The Achilles tendon is the largest tendon in the body. It connects the calf muscles to the heel and is active during almost all activities including walking, jumping, and
swimming. This dense tendon can withstand large forces, but can become inflamed and painful during periods of overuse. Pain results from inflammation (tendonitis) or a degenerating tendon
(tendinosis). Achilles tendon pathologies include rupture and tendonitis. Many experts now believe, however, that tendonitis is a misleading term that should no longer be used, because signs of true
inflammation are almost never present on histologic examination. Instead, the following histopathologically determined nomenclature has evolved. Paratenonitis: Characterized by paratenon inflammation
and thickening, as well as fibrin adhesions. Tendinosis: Characterized by intrasubstance disarray and degeneration of the tendon.
The majority of Achilles tendon injuries are due to overuse injuries. Other factors that lead to Achilles tendonitis are improper shoe selection, inadequate stretching prior to engaging in athletics,
a short Achilles tendon, direct trauma (injury) to the tendon, training errors and heel bone deformity. There is significant evidence that people with feet that role in excessively (over-pronate) are
at greater risk for developing Achilles tendinitis. The increased pronation puts additional stress on the tendon, therefore, placing it at greater risk for injury.
Symptoms can vary from an achy pain and stiffness to the insertion of the Achilles tendon to the heel bone (calcaneus), to a burning that surrounds the whole joint around the inflamed thick tendon.
With this condition, the pain is usually worse during and after activity, and the tendon and joint area can become stiffer the following day. This is especially true if your sheets are pushing down
on your toes and thereby driving your foot into what is termed plantar flexion (downward flexed foot), as this will shorten the tendon all night.
If you think you might have Achilles tendonitis, check in with your doctor before it gets any worse. Your doc will ask about the activities you've been doing and will examine your leg, foot, ankle,
and knee for range of motion.
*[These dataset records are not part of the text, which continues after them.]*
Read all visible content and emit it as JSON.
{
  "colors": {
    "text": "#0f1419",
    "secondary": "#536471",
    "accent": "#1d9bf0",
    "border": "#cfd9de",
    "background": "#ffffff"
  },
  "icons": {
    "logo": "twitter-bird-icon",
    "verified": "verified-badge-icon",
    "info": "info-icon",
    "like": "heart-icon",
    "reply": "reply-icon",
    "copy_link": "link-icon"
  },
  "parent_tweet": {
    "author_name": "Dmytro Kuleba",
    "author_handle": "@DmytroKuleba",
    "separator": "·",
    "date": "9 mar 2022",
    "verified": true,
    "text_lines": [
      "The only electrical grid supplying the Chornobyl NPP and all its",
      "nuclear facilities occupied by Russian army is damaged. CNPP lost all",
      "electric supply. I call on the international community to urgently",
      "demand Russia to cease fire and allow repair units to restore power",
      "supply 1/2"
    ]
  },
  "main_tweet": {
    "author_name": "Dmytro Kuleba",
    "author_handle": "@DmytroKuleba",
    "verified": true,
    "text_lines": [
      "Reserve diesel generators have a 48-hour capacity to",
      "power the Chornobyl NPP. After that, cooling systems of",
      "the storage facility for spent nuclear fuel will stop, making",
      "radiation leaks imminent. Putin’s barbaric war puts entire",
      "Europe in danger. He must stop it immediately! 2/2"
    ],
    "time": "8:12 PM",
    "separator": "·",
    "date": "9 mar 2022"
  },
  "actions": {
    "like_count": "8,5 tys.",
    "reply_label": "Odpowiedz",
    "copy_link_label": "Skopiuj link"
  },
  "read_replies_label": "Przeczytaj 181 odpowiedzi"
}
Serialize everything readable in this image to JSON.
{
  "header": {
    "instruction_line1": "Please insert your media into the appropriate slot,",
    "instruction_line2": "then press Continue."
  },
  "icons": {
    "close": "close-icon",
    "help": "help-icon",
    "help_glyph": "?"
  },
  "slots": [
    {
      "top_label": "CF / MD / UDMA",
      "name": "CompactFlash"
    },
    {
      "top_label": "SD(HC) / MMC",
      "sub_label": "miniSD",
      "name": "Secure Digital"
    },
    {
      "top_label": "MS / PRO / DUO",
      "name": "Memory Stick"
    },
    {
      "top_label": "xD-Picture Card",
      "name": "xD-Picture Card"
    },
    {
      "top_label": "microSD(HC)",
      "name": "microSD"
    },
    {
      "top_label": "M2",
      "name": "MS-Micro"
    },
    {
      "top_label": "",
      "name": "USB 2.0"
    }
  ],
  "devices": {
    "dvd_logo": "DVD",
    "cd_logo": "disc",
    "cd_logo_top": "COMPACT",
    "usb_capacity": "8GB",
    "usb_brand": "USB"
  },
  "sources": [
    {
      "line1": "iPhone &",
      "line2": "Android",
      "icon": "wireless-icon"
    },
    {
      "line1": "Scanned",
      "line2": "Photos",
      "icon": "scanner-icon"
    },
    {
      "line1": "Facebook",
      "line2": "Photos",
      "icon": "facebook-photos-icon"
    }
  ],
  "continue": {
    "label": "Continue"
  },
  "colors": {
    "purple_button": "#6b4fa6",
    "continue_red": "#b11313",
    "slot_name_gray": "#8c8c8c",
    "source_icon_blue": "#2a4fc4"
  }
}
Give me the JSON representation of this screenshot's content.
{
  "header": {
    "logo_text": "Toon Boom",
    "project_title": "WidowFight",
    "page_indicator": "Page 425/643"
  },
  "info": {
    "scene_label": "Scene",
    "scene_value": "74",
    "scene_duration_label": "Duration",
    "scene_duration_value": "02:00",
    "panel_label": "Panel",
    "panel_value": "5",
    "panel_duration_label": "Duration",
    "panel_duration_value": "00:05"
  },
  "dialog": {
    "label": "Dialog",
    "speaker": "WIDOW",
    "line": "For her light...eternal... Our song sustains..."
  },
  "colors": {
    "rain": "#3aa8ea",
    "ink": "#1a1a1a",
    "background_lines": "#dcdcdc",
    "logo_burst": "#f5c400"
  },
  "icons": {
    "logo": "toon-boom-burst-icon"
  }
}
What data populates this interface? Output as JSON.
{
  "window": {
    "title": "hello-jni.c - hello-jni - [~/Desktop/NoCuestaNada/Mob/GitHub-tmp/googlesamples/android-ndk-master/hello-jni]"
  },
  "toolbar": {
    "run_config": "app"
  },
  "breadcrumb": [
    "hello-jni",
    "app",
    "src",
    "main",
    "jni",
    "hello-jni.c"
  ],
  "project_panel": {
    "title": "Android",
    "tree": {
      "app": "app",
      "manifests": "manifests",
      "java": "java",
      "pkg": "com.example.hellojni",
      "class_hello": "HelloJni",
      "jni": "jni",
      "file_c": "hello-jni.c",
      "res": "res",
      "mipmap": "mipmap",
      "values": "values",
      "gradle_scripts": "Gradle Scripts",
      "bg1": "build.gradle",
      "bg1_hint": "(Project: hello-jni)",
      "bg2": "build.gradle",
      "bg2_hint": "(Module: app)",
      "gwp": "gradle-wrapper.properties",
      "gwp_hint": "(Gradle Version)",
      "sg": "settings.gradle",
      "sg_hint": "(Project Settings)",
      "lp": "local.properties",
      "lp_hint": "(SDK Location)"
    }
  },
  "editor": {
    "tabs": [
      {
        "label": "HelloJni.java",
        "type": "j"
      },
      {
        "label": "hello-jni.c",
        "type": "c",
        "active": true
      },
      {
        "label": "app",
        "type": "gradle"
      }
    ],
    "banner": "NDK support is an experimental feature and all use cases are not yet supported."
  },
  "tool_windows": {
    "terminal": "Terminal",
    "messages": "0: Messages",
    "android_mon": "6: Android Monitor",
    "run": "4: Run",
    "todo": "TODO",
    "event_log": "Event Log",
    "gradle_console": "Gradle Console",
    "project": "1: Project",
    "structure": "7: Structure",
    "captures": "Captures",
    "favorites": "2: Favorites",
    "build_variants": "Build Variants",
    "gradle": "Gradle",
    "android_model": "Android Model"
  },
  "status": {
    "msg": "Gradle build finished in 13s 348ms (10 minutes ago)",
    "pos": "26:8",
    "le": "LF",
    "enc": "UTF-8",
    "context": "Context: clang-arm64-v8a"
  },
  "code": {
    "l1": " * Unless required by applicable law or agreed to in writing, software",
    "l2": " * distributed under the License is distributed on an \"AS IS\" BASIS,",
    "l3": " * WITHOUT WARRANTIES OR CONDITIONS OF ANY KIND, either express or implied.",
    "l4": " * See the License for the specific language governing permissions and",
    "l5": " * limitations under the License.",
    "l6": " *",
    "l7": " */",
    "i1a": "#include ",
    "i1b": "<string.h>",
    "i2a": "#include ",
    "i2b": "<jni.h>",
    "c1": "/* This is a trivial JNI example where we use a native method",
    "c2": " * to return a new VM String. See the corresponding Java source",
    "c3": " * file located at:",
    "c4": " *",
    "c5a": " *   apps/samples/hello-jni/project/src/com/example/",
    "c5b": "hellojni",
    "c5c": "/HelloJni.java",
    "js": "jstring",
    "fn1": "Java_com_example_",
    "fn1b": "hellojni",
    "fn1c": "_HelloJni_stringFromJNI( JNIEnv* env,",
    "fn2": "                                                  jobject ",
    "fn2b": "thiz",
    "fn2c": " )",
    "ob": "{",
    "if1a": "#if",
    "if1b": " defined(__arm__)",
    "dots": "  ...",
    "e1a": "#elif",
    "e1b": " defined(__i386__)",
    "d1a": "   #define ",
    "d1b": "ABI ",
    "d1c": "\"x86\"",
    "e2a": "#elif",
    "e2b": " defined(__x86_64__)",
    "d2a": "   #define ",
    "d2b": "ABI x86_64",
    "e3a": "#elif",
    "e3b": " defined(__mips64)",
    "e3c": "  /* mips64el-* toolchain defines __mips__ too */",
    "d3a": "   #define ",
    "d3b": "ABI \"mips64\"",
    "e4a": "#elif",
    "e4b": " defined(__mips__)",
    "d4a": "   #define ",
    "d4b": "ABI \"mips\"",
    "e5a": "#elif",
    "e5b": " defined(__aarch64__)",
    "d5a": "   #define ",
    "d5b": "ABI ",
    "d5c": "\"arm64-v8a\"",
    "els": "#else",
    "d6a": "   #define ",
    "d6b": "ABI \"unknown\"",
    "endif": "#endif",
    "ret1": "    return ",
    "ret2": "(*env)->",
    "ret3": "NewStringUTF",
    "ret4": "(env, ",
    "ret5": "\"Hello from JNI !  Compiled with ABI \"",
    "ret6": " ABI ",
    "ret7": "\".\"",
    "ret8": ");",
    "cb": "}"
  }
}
If your pain is more severe, the doctor may also make sure you haven't ruptured (torn) your Achilles tendon. To check this, the doc might have you lie face down and bend
your knee while he or she presses on your calf muscles to see if your foot flexes. Any flexing of the foot means the tendon is at least partly intact. It's possible that the doctor might also order
an X-ray or MRI scan of your foot and leg to check for fractures, partial tears of the tendon, or signs of a condition that might get worse. Foot and ankle pain also might be a sign of other overuse
injuries that can cause foot and heel pain, like plantar fasciitis and Sever's disease. If you also have any problems like these, they also need to be treated.
If you have ongoing pain around your Achilles tendon, or the pain is severe, book an appointment with your family physician and ask for a referral to a Canadian Certified Pedorthist. Your Pedorthist
will conduct a full assessment of your feet and lower limbs and will evaluate how you run and walk. Based on this assessment, your Pedorthist may recommend a foot orthotic to ease the pressure on
your Achilles tendon. As Achilles tendinitis can also be caused by wearing old or inappropriate athletic shoes for your sport, your Pedorthist will also look at your shoes and advise you on whether
they have appropriate support and cushioning. New shoes that don?t fit properly or provide adequate support can be as damaging as worn out shoes.
Not every Achilles tendon injury or condition requires surgery. It is generally understood by doctors and surgeons, that surgery will introduce more scar tissue into the Achilles tendon. This added
scar tissue will be problematic, requiring physical therapy and conservative treatment options post-surgery. If not dealt with properly, your ankle and Achilles tendon could end up in worse condition
than before the surgery! This is why surgery is only performed as a last resort.
You can take measures to reduce your risk of developing Achilles Tendinitis. This includes, Increasing your activity level gradually, choosing your shoes carefully, daily stretching and doing
exercises to strengthen your calf muscles. As well, applying a small amount ZAX?s Original Heelspur Cream onto your Achilles tendon before and after exercise.